Mustang Middle School named Nick Hendricks, eighth grade history teacher, as the MMS 2018-2019 Teacher of the Year. It’s his third year with Mustang Public Schools.
Hendricks knew when he was in high school that he should be a teacher. He wanted to do something with his life that would leave a mark, something that would make his corner of the world a better place.
But after watching his parents work to pay the bills, Hendricks decided on a career in the medical field.
“Thats where the money was. As a high school kid, that seemed like the best plan going forward,” he said. “Yet, as I went to college and started that path, I didn’t like it. I went for a tour of some medical facilities and nothing excited me.”
He changed to business, got a degree, but didn’t like that either. Other careers could have provided him with more money with less stress and less work, but he returned to the path that he believed would be the most fulfilling. For seven years, he’s been a middle school teacher.
“I’ve taught sixth- through eighth-grade, and there’s something special about eighth graders,” he said. “They’re still interested in learning, and basically, they are the top dogs at middle school. Many days they’re a confused mess, but more often than not, they’re thoughtful, dedicated, and if you’ve developed good relationships with them, they’ll hear you out. That’s key in teaching history, and I try hard to make it relatable and fun for them.”
He remembers one student from two years ago who transferred between middle schools. She was extremely shy with no real friends. He uses pieces from Hamilton: An American Musical as a teaching tool in class for that period of history. As the semester went on, she began to sing with the soundtrack.
“By the end of the semester when we finished listening, she became so much more outgoing and friendlier with other students,” he said. “She told her mom that’s what she wanted to do with her life - musicals.
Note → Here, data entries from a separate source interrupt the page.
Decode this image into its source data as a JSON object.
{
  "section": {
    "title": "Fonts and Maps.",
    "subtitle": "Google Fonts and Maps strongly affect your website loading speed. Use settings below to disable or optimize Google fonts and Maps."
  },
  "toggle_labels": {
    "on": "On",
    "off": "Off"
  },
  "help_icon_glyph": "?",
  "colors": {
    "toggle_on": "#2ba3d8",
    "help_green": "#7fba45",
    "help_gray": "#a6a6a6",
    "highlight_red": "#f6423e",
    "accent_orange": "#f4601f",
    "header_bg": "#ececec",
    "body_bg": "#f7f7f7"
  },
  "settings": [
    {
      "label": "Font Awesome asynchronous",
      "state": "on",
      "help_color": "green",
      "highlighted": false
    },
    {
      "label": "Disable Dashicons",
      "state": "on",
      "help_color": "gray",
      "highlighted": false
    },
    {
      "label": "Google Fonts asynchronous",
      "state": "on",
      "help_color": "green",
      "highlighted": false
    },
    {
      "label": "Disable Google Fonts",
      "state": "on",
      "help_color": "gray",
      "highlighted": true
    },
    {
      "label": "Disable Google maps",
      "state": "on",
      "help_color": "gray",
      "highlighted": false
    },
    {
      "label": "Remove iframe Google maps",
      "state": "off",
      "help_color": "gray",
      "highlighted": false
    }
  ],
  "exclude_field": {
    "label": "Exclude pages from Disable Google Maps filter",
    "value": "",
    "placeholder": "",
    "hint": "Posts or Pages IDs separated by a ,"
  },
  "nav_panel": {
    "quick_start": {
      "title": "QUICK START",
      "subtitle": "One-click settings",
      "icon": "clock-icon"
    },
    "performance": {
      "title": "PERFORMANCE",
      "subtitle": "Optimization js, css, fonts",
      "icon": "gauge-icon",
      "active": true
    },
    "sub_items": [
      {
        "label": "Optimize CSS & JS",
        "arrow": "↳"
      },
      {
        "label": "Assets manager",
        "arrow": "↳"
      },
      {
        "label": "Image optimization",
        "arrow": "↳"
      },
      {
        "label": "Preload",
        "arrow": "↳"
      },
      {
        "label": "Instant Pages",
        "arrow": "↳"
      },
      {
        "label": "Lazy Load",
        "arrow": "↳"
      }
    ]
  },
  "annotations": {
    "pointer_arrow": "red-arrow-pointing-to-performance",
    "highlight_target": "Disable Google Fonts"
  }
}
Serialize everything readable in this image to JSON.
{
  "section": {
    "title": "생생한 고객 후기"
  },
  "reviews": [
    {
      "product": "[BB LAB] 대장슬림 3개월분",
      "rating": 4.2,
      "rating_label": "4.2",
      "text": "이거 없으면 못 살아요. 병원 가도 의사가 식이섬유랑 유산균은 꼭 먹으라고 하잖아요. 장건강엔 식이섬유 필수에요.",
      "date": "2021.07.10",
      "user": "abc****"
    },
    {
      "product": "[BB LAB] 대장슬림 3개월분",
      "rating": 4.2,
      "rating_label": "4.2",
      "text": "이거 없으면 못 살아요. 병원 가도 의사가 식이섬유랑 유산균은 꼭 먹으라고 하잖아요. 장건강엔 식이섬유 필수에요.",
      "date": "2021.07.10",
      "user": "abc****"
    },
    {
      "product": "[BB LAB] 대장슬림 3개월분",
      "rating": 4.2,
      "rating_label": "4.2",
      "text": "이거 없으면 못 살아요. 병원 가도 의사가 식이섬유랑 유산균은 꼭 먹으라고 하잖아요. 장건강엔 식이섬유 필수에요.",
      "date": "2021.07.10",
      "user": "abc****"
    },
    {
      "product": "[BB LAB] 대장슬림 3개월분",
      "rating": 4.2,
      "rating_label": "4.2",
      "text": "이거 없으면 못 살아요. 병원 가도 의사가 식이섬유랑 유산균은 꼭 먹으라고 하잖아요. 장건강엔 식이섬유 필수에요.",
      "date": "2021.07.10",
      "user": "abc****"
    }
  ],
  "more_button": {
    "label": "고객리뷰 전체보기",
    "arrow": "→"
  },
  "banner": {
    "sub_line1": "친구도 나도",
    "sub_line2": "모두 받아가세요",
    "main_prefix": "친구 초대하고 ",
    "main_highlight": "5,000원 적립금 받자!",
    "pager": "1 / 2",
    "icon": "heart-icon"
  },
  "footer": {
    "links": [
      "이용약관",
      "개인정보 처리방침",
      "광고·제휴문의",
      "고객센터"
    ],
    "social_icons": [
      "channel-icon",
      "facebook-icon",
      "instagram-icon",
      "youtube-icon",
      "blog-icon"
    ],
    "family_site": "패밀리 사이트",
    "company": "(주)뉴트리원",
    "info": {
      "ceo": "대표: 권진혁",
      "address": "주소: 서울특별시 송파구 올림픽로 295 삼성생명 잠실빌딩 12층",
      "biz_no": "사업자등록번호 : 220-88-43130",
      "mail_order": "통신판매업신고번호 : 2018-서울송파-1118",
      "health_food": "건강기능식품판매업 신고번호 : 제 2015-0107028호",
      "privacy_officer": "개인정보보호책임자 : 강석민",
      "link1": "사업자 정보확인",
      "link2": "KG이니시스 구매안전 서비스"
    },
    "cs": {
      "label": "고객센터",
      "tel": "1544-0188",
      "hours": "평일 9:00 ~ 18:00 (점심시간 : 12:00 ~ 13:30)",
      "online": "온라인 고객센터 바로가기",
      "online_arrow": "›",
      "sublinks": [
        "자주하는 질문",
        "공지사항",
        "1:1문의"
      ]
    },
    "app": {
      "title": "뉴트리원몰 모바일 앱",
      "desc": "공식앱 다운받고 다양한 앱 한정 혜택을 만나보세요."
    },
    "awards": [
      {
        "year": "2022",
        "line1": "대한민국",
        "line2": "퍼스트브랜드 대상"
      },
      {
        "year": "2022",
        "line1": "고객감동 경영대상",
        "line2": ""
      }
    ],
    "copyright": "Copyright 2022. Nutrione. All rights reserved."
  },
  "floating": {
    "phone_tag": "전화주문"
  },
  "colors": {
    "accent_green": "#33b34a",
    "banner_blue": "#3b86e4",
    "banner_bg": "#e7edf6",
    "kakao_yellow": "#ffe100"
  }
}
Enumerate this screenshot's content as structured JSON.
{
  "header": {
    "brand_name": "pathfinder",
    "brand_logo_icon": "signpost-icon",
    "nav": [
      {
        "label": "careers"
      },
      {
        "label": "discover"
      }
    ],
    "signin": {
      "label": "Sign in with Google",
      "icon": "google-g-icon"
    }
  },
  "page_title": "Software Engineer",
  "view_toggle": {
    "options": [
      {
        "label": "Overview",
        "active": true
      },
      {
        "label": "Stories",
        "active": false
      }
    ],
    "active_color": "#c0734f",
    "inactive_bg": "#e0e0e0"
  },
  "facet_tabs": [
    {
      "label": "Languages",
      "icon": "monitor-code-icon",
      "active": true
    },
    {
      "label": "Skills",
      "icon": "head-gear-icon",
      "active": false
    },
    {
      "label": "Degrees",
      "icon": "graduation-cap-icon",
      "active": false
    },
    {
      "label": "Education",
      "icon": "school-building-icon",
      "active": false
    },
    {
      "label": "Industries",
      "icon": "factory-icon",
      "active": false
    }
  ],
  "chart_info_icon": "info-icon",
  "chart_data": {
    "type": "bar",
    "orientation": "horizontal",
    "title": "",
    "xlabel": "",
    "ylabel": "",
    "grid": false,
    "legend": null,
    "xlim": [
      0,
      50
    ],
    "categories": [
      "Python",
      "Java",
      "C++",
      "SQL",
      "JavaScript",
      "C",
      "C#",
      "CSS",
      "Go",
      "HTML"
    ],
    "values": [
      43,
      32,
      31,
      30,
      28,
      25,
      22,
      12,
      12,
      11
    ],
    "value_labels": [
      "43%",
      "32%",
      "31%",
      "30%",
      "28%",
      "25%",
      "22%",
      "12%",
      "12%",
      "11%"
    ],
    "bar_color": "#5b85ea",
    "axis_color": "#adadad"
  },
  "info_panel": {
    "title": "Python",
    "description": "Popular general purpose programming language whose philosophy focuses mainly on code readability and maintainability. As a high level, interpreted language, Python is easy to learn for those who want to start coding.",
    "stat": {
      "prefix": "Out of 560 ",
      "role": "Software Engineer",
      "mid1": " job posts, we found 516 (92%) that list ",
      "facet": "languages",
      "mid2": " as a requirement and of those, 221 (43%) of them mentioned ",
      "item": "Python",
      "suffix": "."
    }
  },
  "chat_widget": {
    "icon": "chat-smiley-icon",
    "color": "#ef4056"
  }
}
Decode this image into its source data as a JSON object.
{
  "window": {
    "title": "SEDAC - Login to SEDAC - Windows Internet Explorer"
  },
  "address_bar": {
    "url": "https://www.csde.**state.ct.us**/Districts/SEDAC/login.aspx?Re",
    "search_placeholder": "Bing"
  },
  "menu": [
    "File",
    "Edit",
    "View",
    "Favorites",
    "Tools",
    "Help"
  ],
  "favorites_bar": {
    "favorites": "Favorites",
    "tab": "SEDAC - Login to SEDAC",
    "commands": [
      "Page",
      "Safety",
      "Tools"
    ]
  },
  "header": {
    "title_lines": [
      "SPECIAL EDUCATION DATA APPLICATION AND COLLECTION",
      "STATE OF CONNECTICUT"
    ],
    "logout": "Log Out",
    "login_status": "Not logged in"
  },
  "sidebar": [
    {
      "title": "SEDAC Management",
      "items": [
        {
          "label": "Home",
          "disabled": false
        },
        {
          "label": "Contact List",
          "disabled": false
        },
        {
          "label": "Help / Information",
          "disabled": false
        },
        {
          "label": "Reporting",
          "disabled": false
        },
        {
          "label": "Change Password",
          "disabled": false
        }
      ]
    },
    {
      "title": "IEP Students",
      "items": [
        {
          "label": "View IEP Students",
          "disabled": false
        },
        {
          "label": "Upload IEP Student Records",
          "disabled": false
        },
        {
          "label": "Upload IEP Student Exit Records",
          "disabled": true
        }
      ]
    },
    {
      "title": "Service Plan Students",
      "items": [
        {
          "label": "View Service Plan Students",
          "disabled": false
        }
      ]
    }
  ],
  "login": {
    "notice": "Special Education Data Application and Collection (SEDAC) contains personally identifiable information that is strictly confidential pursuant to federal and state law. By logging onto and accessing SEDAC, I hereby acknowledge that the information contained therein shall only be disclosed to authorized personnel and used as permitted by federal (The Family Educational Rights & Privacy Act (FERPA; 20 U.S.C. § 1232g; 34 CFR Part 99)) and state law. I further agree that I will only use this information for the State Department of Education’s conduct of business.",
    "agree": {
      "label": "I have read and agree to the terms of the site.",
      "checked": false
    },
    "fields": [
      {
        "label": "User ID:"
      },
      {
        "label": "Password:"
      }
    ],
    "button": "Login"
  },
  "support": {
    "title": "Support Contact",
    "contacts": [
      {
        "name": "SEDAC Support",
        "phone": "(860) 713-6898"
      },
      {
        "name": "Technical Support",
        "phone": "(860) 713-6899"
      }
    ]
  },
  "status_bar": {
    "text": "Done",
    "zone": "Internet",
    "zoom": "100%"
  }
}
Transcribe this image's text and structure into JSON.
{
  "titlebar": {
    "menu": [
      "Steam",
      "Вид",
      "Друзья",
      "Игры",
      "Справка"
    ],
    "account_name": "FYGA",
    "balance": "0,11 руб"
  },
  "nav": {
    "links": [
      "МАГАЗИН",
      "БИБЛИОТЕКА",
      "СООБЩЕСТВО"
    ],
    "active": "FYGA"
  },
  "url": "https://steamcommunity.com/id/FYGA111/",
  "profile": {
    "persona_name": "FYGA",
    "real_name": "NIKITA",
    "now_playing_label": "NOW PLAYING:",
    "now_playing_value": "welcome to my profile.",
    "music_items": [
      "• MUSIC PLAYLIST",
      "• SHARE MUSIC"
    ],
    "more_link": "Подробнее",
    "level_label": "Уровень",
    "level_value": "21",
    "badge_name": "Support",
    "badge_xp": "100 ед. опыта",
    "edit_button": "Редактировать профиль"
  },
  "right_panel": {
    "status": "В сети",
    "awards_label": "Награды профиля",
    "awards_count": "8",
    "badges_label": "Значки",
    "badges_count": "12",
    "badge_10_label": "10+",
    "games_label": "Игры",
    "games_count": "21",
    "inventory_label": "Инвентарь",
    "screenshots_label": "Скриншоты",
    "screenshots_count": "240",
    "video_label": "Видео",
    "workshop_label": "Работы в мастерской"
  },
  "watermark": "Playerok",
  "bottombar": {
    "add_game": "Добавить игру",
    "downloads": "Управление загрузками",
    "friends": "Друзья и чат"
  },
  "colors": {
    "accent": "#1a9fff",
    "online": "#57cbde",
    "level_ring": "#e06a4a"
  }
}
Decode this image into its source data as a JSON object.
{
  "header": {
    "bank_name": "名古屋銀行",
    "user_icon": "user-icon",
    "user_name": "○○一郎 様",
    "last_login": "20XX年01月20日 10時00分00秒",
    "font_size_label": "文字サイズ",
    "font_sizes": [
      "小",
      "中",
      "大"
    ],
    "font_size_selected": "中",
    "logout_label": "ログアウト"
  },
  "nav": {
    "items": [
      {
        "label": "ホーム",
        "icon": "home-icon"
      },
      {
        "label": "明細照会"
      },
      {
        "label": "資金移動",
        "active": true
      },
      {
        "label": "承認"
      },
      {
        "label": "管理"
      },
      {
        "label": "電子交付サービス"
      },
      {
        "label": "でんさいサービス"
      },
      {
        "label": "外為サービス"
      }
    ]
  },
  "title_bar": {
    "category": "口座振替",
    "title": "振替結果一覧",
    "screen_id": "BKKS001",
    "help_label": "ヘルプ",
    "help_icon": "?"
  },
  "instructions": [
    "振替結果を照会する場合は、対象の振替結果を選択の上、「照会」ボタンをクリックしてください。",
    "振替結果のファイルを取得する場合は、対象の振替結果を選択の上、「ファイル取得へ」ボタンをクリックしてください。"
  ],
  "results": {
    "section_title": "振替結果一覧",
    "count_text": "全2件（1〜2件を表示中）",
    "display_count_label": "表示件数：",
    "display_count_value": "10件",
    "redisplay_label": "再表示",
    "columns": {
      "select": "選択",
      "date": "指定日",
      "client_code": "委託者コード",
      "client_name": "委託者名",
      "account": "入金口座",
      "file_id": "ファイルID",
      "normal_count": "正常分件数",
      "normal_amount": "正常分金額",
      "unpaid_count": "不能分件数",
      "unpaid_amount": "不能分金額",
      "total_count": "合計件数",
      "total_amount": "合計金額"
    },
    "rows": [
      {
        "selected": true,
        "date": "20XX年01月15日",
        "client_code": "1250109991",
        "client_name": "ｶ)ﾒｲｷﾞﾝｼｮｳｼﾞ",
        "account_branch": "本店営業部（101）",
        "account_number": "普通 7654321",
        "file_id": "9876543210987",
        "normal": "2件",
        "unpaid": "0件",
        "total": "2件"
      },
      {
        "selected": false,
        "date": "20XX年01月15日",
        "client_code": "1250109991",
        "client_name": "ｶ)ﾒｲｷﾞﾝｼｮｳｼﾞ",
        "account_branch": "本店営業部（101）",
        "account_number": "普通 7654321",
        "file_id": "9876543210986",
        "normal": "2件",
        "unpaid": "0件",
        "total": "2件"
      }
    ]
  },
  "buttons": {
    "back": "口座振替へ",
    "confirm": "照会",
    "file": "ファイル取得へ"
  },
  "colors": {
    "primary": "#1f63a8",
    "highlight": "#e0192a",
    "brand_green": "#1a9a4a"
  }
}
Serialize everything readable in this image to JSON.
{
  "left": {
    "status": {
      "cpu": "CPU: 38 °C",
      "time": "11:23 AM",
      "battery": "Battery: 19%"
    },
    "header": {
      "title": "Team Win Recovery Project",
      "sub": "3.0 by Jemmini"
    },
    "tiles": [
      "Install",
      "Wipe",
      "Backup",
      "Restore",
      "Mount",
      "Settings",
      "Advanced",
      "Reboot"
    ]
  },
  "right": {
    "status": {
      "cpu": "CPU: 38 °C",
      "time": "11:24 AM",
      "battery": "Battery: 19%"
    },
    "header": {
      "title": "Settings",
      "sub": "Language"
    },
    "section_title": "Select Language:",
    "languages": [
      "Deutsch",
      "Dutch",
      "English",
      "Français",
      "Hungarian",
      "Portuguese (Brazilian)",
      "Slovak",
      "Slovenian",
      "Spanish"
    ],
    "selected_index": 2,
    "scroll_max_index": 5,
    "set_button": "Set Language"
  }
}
She’s at the high school now pursing that dream.”
Hendricks enjoys building relationships with the students and helping them relate to history.
“I want them to understand it’s not just old, dead people, but actual people who lived and had thoughts and beliefs - people who got us where we are today,” he said. “I also enjoy building relationships with all students, especially those who aren’t quite sure about you but by May, you are their favorite teacher.”
He admits, teaching can be overwhelming. While many teachers choose greener monetary pastures, Hendricks sticks with the kids.
“It is never not challenging,” he said. “But, when I step in that classroom every day and look at those kids, I think about who would teach them if I weren’t there? Aren’t these kids worth it? My answer is always “yes,” and that’s why I want to go back every day, every month, every year.”